Coworking via webcam...or not
Social introverts like me enjoy chatting and interviewing, then retreating to the silence of their offices to digest and analyze. Extroverts get anxious when they’re not interacting with others. Slack, Teams, and other apps help both personality types.
You should always have at least one open line of communication, whether it be something as basic as email or chat. Keep a private chat window open with a coworker, or have a group Skype video call open to avoid feeling lonely. And when you’re not speaking, mute your line!
Know your boundaries, and your technology. A good webcam, mounted at eye level, offers a feeling of intimacy and collaboration. Some laptops offer physical shutters to ensure no one’s looking—or you can tape over the camera for privacy. Your laptop may offer a button to turn off your mic, or use the Settings > Privacy > Microphone control to toggle it off. Remember, apps like Microsoft Teams use AI to blur or obscure what’s behind you in the background—take advantage of it!
Do you need a professional-quality mic or additional lighting to look sharp? If you’re dealing with clients, possibly. You’re still representing your company, and yourself.
Bringing the tech lifestyle home
Working at home requires discipline, even in the best of times. Here are some tips we use ourselves:
Establish work hours. You’ve ditched the commute. But “transitioning” from home to work may be worth a few minutes’ walk outside to clear your head. Likewise, don’t feel compelled to work 24/7 just because your office is in your home.
Working from home can give you flexibility, too: Some PCWorld staffers start early or leave late, and others juggle childcare that may gobble up chunks of time in the middle of the day.
Get comfortable, but not too comfortable. Some coworkers prefer “dressing up” in work clothes. Others prefer casual jeans and a T-shirt. Remember, you might need to jump on a conference call at any time. Oh, and wear pants.
Know where your coworkers are. PCWorld staffers use Slack to stay in touch from wherever we are. Just make sure your coworkers know where you are and whether you’re available. Chime in from time to time, so they know you’re engaged and participating.

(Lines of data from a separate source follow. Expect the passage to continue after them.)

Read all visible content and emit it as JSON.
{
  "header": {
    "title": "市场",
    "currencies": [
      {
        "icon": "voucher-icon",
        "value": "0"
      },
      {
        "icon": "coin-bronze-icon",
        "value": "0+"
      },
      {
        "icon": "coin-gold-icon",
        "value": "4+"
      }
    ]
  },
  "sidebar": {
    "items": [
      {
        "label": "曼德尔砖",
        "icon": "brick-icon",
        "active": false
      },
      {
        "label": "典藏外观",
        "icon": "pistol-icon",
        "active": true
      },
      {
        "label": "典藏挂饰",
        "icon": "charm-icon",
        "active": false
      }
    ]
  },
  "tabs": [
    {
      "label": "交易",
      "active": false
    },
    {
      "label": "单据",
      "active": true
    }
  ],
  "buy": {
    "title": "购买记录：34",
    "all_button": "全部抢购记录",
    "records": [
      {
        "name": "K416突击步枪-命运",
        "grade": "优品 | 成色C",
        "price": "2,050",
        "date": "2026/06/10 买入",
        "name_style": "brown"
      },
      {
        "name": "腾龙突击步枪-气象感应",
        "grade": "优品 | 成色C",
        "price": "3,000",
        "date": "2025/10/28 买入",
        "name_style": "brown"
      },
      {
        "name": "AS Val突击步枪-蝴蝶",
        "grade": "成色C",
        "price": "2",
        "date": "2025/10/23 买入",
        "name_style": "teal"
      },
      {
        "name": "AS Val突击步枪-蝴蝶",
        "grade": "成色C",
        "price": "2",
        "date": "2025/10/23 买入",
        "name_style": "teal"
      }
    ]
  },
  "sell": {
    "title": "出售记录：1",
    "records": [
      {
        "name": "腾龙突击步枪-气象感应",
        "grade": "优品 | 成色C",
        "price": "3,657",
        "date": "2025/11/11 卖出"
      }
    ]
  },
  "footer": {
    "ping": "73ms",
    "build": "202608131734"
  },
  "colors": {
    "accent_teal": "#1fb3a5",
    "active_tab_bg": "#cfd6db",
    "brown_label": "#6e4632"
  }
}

Pay attention to your data cap. PCWorld has staffers living in rural areas, using basic broadband. But some of us have data caps. If you’re working from home, all the bandwidth for video calls, streaming, and downloads will now be coming from your home allowance. AT&T has said it will waive data caps for the time being, but other carriers have yet to follow suit.
Other handy tips
Here are some other things to think about as you work from home:
Expense it. COVID-19 has dramatically altered the way companies look at work-from-home policies. If you need a piece of equipment to do your job, consider asking your employer to pay for it. It’s the price of doing business. And if you do end up buying something, save your receipts! Maybe you can get a tax break.
Keep up with the news, but not all day. The overwhelming flood of cancelled events, stock market crashes, and other coronavirus calamities could distract you from the task at hand. Check for updates once or twice, then get back to your job.
Find comfort. If you’re stuck at home, use your extra time to read, study, cook, clean, play games, or whatever makes you happy. Discord servers offer a way to chat with friends about your own personal interests outside of work. You can still be as social as you’d like! Just not in person, for right now.